Top issues to watch in 2020 for energy companies
MENA, climate change and ESG risks
by Niamh McBurney and Will Nichols and Russ Brown,
The question on the tip of everyone’s tongue at the moment is “what are the top global oil and gas market challenges for 2020”? The views of many, and confirmed by our experts, are that the continued tensions in the Middle East, the evolving conversation around climate change, and the increased focus on ESG implications will dominate throughout this coming year. We take a look at why these topics are viewed as some of the major risk challenges for the industry.
Middle East North Africa

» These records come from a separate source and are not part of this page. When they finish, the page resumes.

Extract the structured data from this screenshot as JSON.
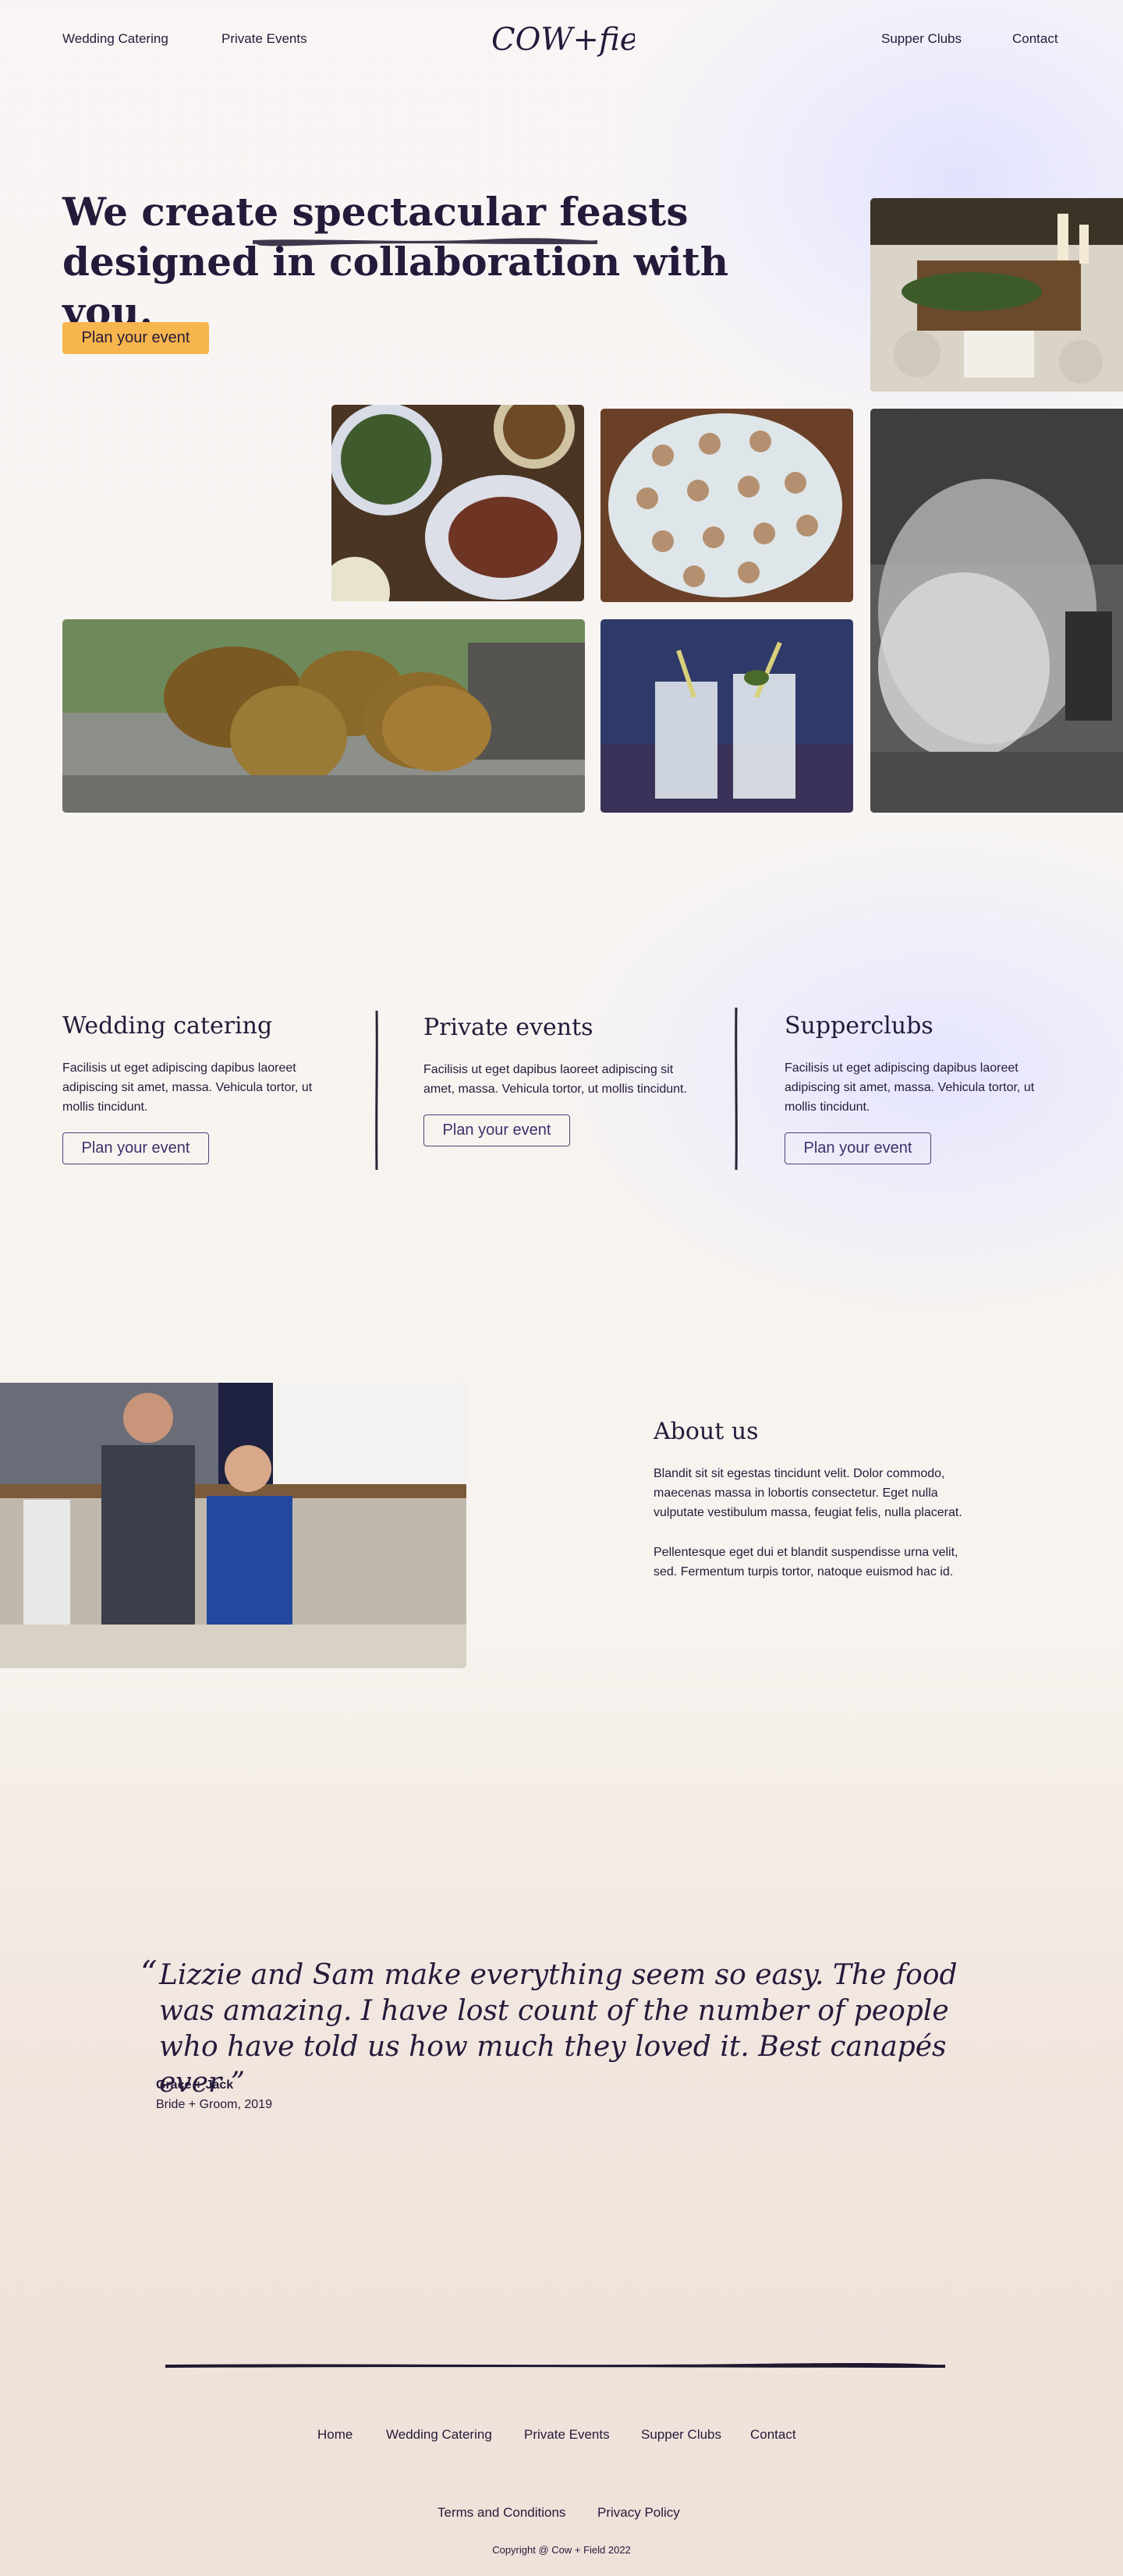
{
  "nav": {
    "left": [
      "Wedding Catering",
      "Private Events"
    ],
    "right": [
      "Supper Clubs",
      "Contact"
    ],
    "logo": "COW+field"
  },
  "hero": {
    "title": "We create spectacular feasts designed in collaboration with you.",
    "cta": "Plan your event",
    "cta_color": "#f7b54d"
  },
  "gallery": {
    "images": [
      "dinner-table-candles",
      "salad-and-steak-plates",
      "canapes-platter",
      "smoke-cooking-bw",
      "roasted-pineapples",
      "cocktail-glasses"
    ]
  },
  "services": [
    {
      "title": "Wedding catering",
      "text": "Facilisis ut eget adipiscing dapibus laoreet adipiscing sit amet, massa. Vehicula tortor, ut mollis tincidunt.",
      "cta": "Plan your event"
    },
    {
      "title": "Private events",
      "text": "Facilisis ut eget   dapibus laoreet adipiscing sit amet, massa. Vehicula tortor, ut mollis tincidunt.",
      "cta": "Plan your event"
    },
    {
      "title": "Supperclubs",
      "text": "Facilisis ut eget adipiscing dapibus laoreet adipiscing sit amet, massa. Vehicula tortor, ut mollis tincidunt.",
      "cta": "Plan your event"
    }
  ],
  "about": {
    "title": "About us",
    "paragraphs": [
      "Blandit sit sit egestas tincidunt velit. Dolor commodo, maecenas massa in lobortis consectetur. Eget nulla vulputate vestibulum massa, feugiat felis, nulla placerat.",
      "Pellentesque eget dui et blandit suspendisse urna velit, sed. Fermentum turpis tortor, natoque euismod hac id."
    ]
  },
  "testimonial": {
    "open_mark": "“",
    "quote": "Lizzie and Sam make everything seem so easy. The food was amazing. I have lost count of the number of people who have told us how much they loved it. Best canapés ever ”",
    "name": "Grace + Jack",
    "role": "Bride + Groom, 2019"
  },
  "footer": {
    "nav": [
      "Home",
      "Wedding Catering",
      "Private Events",
      "Supper Clubs",
      "Contact"
    ],
    "legal": [
      "Terms and Conditions",
      "Privacy Policy"
    ],
    "copyright": "Copyright @ Cow + Field 2022"
  },
  "colors": {
    "text": "#241a3a",
    "accent": "#f7b54d",
    "outline": "#4b3f7a"
  }
}
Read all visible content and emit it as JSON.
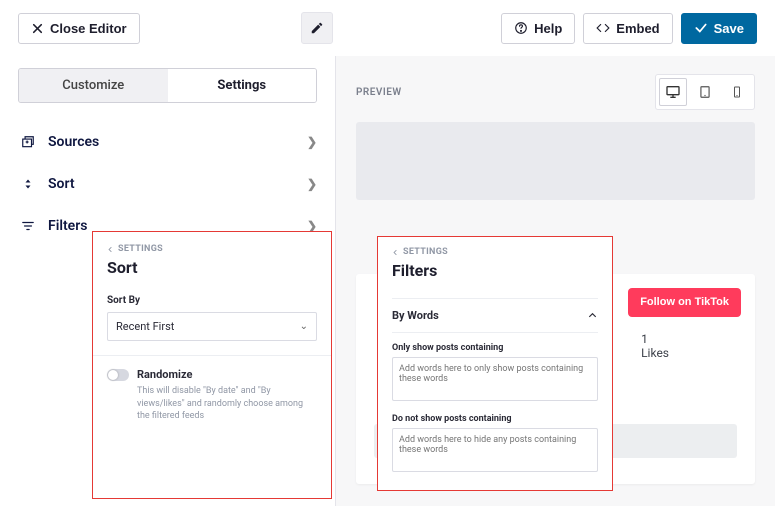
{
  "topbar": {
    "close_label": "Close Editor",
    "help_label": "Help",
    "embed_label": "Embed",
    "save_label": "Save"
  },
  "tabs": {
    "customize": "Customize",
    "settings": "Settings"
  },
  "menu": {
    "sources": "Sources",
    "sort": "Sort",
    "filters": "Filters"
  },
  "sort_panel": {
    "crumb": "SETTINGS",
    "title": "Sort",
    "sort_by_label": "Sort By",
    "sort_by_value": "Recent First",
    "randomize_label": "Randomize",
    "randomize_help": "This will disable \"By date\" and \"By views/likes\" and randomly choose among the filtered feeds"
  },
  "filters_panel": {
    "crumb": "SETTINGS",
    "title": "Filters",
    "by_words": "By Words",
    "only_show_label": "Only show posts containing",
    "only_show_placeholder": "Add words here to only show posts containing these words",
    "dont_show_label": "Do not show posts containing",
    "dont_show_placeholder": "Add words here to hide any posts containing these words"
  },
  "preview": {
    "label": "PREVIEW",
    "follow_label": "Follow on TikTok",
    "likes_num": "1",
    "likes_text": "Likes"
  }
}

The tug of war between uneven demand and attempts at tightening supply are a heady mix for oil markets. Alongside the threat of disruption risks materialising across the Middle East, the 2020 outlook is turbulent. The region’s explosive start to the year – with a targeted drone strike killing senior Iraqi and Iranian military figures, and Turkish intervention in Libya – highlights the potential for worsening disruption risks across the entire region, encompassing at least 35% of global oil supply.
The second round of OPEC+ supply cuts agreed in December 2019, designed to avert oversupply and support prices, committed members to increase total cuts to 2.1mbpd from 1 January 2020 for at least two months. Improved compliance in January across OPEC’s members proves their desire to support oil prices towards the USD70 per barrel mark. But the coronavirus outbreak and sharp fall in demand from China have stymied any immediate impact the cuts would have had.
Growth in US shale oil production is set to decline, influenced by fiscal tightening, lower well production and year-on-year falling rig counts across the Lower 48. Whether this can strengthen the weight that OPEC changes bring to bear on oil markets depends on how deep and long the consequences from the coronavirus outbreak last.
Climate risk will continue to permeate the oil and gas sector throughout 2020 as companies come under increasing pressure from shareholders and regulators to demonstrate how they are dealing with the threat. Crucially, this year’s annual results will show us how closely companies are aligned with the TCFD recommendations, a set of guidelines designed to help organisations assess and disclose the climate risks they face. They should reveal whether strategies are in step with a worldwide goal of limiting global temperature rise to 2˚C and the higher risks from more frequent and intense weather events.
Repsol led the way with a pledge to align its exploration strategy with the Paris Climate goals, while Shell and other European-based companies have invested in biofuels and wind and solar energy much more substantively than US counterparts. With regulators threatening mandatory climate risk disclosures in the near future, investors will be watching closely to see which companies are taking the initiative.
The big gap we see is that many companies in the sector are still failing to use accurate and granular climate data to analyse the resilience of their corporate strategy.
Those that do will add consistency and credibility to the process and take a significant step towards convincing investors that these risks are being managed appropriately.
Environmental, social and governance (ESG)
The environmental, social and governance (ESG) agenda continues to be front and centre of any discussion related to oil and gas. While energy companies are trying to offset risks to their brand-related to climate change through green initiatives and attempts to limit carbon emissions, the next reputational risk waiting in the wings is likely to be their supply chains.
To date, we have seen that energy companies often fail to integrate ESG or sustainability-related initiatives into their supply chain strategies. As investors and consumers alike continue to press businesses to implement measurable and sustainable change to their ESG practices, energy companies have largely lagged behind other industries in integrating this into their supply chains.
To be sure, the majors are very much in the crosshairs of climate-related protesters, including the recent Extinction Rebellion movement, but these protests are largely linked to the direct operations of energy producers, i.e. the extraction of fossil fuels. Our view is that a step change is needed in the thinking of energy companies with regards to integrating ESG risks into their supply chains; if not, they risk the type of scrutiny from the media and NGOs that we’ve seen hit the F&B and retail sectors relating to the circular economy, environmental degradation and labour rights.
A recent report suggested that carbon emissions from suppliers to the energy industry are on average 5.5 times greater than those linked to direct operations. The continued focus on ESG in the supply chain is not going away and will likely emerge as a key theme throughout 2020.